* [WORK ORDER]
The answer should consist of all the records, copied exactly.

[[ SOURCE MATERIAL open ]]

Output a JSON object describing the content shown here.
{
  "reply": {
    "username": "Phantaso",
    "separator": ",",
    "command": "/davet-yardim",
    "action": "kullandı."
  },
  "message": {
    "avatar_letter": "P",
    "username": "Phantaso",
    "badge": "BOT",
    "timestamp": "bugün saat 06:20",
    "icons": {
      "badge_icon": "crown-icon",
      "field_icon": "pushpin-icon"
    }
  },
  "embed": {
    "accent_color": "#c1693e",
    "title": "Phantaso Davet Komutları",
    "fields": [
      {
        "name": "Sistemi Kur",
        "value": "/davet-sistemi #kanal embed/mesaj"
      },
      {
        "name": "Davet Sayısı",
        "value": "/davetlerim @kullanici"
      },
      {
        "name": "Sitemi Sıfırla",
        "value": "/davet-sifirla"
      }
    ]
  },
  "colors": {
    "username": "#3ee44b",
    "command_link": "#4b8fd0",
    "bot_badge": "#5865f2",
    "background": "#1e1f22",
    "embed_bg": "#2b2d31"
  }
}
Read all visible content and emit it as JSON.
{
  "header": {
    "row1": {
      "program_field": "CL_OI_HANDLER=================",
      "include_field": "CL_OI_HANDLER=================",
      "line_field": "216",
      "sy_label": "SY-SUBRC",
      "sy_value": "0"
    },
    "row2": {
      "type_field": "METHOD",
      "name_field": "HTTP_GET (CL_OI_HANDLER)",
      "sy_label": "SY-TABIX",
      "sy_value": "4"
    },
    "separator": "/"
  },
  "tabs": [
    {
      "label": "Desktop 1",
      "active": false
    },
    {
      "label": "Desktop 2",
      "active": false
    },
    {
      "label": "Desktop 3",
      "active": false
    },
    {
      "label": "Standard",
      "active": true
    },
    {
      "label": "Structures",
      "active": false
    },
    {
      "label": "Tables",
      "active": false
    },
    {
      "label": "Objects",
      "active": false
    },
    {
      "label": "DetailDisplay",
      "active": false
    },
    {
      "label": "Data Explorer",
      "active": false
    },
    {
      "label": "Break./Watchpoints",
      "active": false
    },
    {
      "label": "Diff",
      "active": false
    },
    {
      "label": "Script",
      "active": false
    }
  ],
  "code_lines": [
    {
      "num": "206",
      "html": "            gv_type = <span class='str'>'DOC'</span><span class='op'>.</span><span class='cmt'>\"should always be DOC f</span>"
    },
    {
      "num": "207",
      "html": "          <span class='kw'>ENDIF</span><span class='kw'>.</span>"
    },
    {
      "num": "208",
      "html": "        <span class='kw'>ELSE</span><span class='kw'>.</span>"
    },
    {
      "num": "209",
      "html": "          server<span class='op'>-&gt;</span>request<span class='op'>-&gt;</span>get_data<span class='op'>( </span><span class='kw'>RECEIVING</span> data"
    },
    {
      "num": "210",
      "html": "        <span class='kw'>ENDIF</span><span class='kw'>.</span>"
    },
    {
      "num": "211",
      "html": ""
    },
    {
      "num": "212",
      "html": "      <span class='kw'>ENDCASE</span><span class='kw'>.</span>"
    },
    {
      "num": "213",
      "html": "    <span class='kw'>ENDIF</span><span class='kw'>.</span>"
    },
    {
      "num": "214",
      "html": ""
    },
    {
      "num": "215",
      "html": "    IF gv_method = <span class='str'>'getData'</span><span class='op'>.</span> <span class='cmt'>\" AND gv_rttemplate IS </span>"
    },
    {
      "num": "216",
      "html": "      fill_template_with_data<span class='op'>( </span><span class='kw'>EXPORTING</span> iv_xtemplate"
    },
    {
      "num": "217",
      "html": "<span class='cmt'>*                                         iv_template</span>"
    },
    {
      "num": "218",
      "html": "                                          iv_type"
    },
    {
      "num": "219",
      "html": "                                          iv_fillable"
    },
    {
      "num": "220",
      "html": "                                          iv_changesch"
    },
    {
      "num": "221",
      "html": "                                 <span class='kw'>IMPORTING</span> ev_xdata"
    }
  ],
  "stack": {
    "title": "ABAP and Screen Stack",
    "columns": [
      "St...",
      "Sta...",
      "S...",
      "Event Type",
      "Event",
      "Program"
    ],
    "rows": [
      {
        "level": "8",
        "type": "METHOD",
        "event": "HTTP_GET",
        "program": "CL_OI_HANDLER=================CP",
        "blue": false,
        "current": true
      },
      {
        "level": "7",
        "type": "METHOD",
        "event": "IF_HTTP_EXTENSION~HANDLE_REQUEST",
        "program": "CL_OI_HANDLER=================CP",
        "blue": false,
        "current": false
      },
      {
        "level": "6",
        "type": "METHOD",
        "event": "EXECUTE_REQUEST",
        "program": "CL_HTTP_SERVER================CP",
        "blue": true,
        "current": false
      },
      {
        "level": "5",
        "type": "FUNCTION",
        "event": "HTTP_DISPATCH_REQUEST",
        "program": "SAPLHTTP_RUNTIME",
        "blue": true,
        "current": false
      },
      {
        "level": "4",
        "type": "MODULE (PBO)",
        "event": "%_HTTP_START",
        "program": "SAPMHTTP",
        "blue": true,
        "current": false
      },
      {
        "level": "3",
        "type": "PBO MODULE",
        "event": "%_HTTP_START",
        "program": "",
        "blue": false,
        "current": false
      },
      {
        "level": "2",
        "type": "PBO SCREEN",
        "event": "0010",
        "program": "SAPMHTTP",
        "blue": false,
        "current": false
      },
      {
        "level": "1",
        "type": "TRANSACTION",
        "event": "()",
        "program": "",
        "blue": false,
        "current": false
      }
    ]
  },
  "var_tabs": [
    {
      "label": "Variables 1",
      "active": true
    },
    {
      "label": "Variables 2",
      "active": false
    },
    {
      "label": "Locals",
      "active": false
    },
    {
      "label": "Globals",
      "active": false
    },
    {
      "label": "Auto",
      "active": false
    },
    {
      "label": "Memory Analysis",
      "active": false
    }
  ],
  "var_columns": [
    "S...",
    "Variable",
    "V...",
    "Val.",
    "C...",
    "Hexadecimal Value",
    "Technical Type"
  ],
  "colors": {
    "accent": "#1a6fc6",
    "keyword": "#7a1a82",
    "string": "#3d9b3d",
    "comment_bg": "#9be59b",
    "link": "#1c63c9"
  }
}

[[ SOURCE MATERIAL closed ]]

* [ANSWER FOR THE TASK]
Output a JSON object describing the content shown here.
{
  "reply": {
    "username": "Phantaso",
    "separator": ",",
    "command": "/davet-yardim",
    "action": "kullandı."
  },
  "message": {
    "avatar_letter": "P",
    "username": "Phantaso",
    "badge": "BOT",
    "timestamp": "bugün saat 06:20",
    "icons": {
      "badge_icon": "crown-icon",
      "field_icon": "pushpin-icon"
    }
  },
  "embed": {
    "accent_color": "#c1693e",
    "title": "Phantaso Davet Komutları",
    "fields": [
      {
        "name": "Sistemi Kur",
        "value": "/davet-sistemi #kanal embed/mesaj"
      },
      {
        "name": "Davet Sayısı",
        "value": "/davetlerim @kullanici"
      },
      {
        "name": "Sitemi Sıfırla",
        "value": "/davet-sifirla"
      }
    ]
  },
  "colors": {
    "username": "#3ee44b",
    "command_link": "#4b8fd0",
    "bot_badge": "#5865f2",
    "background": "#1e1f22",
    "embed_bg": "#2b2d31"
  }
}
Read all visible content and emit it as JSON.
{
  "header": {
    "row1": {
      "program_field": "CL_OI_HANDLER=================",
      "include_field": "CL_OI_HANDLER=================",
      "line_field": "216",
      "sy_label": "SY-SUBRC",
      "sy_value": "0"
    },
    "row2": {
      "type_field": "METHOD",
      "name_field": "HTTP_GET (CL_OI_HANDLER)",
      "sy_label": "SY-TABIX",
      "sy_value": "4"
    },
    "separator": "/"
  },
  "tabs": [
    {
      "label": "Desktop 1",
      "active": false
    },
    {
      "label": "Desktop 2",
      "active": false
    },
    {
      "label": "Desktop 3",
      "active": false
    },
    {
      "label": "Standard",
      "active": true
    },
    {
      "label": "Structures",
      "active": false
    },
    {
      "label": "Tables",
      "active": false
    },
    {
      "label": "Objects",
      "active": false
    },
    {
      "label": "DetailDisplay",
      "active": false
    },
    {
      "label": "Data Explorer",
      "active": false
    },
    {
      "label": "Break./Watchpoints",
      "active": false
    },
    {
      "label": "Diff",
      "active": false
    },
    {
      "label": "Script",
      "active": false
    }
  ],
  "code_lines": [
    {
      "num": "206",
      "html": "            gv_type = <span class='str'>'DOC'</span><span class='op'>.</span><span class='cmt'>\"should always be DOC f</span>"
    },
    {
      "num": "207",
      "html": "          <span class='kw'>ENDIF</span><span class='kw'>.</span>"
    },
    {
      "num": "208",
      "html": "        <span class='kw'>ELSE</span><span class='kw'>.</span>"
    },
    {
      "num": "209",
      "html": "          server<span class='op'>-&gt;</span>request<span class='op'>-&gt;</span>get_data<span class='op'>( </span><span class='kw'>RECEIVING</span> data"
    },
    {
      "num": "210",
      "html": "        <span class='kw'>ENDIF</span><span class='kw'>.</span>"
    },
    {
      "num": "211",
      "html": ""
    },
    {
      "num": "212",
      "html": "      <span class='kw'>ENDCASE</span><span class='kw'>.</span>"
    },
    {
      "num": "213",
      "html": "    <span class='kw'>ENDIF</span><span class='kw'>.</span>"
    },
    {
      "num": "214",
      "html": ""
    },
    {
      "num": "215",
      "html": "    IF gv_method = <span class='str'>'getData'</span><span class='op'>.</span> <span class='cmt'>\" AND gv_rttemplate IS </span>"
    },
    {
      "num": "216",
      "html": "      fill_template_with_data<span class='op'>( </span><span class='kw'>EXPORTING</span> iv_xtemplate"
    },
    {
      "num": "217",
      "html": "<span class='cmt'>*                                         iv_template</span>"
    },
    {
      "num": "218",
      "html": "                                          iv_type"
    },
    {
      "num": "219",
      "html": "                                          iv_fillable"
    },
    {
      "num": "220",
      "html": "                                          iv_changesch"
    },
    {
      "num": "221",
      "html": "                                 <span class='kw'>IMPORTING</span> ev_xdata"
    }
  ],
  "stack": {
    "title": "ABAP and Screen Stack",
    "columns": [
      "St...",
      "Sta...",
      "S...",
      "Event Type",
      "Event",
      "Program"
    ],
    "rows": [
      {
        "level": "8",
        "type": "METHOD",
        "event": "HTTP_GET",
        "program": "CL_OI_HANDLER=================CP",
        "blue": false,
        "current": true
      },
      {
        "level": "7",
        "type": "METHOD",
        "event": "IF_HTTP_EXTENSION~HANDLE_REQUEST",
        "program": "CL_OI_HANDLER=================CP",
        "blue": false,
        "current": false
      },
      {
        "level": "6",
        "type": "METHOD",
        "event": "EXECUTE_REQUEST",
        "program": "CL_HTTP_SERVER================CP",
        "blue": true,
        "current": false
      },
      {
        "level": "5",
        "type": "FUNCTION",
        "event": "HTTP_DISPATCH_REQUEST",
        "program": "SAPLHTTP_RUNTIME",
        "blue": true,
        "current": false
      },
      {
        "level": "4",
        "type": "MODULE (PBO)",
        "event": "%_HTTP_START",
        "program": "SAPMHTTP",
        "blue": true,
        "current": false
      },
      {
        "level": "3",
        "type": "PBO MODULE",
        "event": "%_HTTP_START",
        "program": "",
        "blue": false,
        "current": false
      },
      {
        "level": "2",
        "type": "PBO SCREEN",
        "event": "0010",
        "program": "SAPMHTTP",
        "blue": false,
        "current": false
      },
      {
        "level": "1",
        "type": "TRANSACTION",
        "event": "()",
        "program": "",
        "blue": false,
        "current": false
      }
    ]
  },
  "var_tabs": [
    {
      "label": "Variables 1",
      "active": true
    },
    {
      "label": "Variables 2",
      "active": false
    },
    {
      "label": "Locals",
      "active": false
    },
    {
      "label": "Globals",
      "active": false
    },
    {
      "label": "Auto",
      "active": false
    },
    {
      "label": "Memory Analysis",
      "active": false
    }
  ],
  "var_columns": [
    "S...",
    "Variable",
    "V...",
    "Val.",
    "C...",
    "Hexadecimal Value",
    "Technical Type"
  ],
  "colors": {
    "accent": "#1a6fc6",
    "keyword": "#7a1a82",
    "string": "#3d9b3d",
    "comment_bg": "#9be59b",
    "link": "#1c63c9"
  }
}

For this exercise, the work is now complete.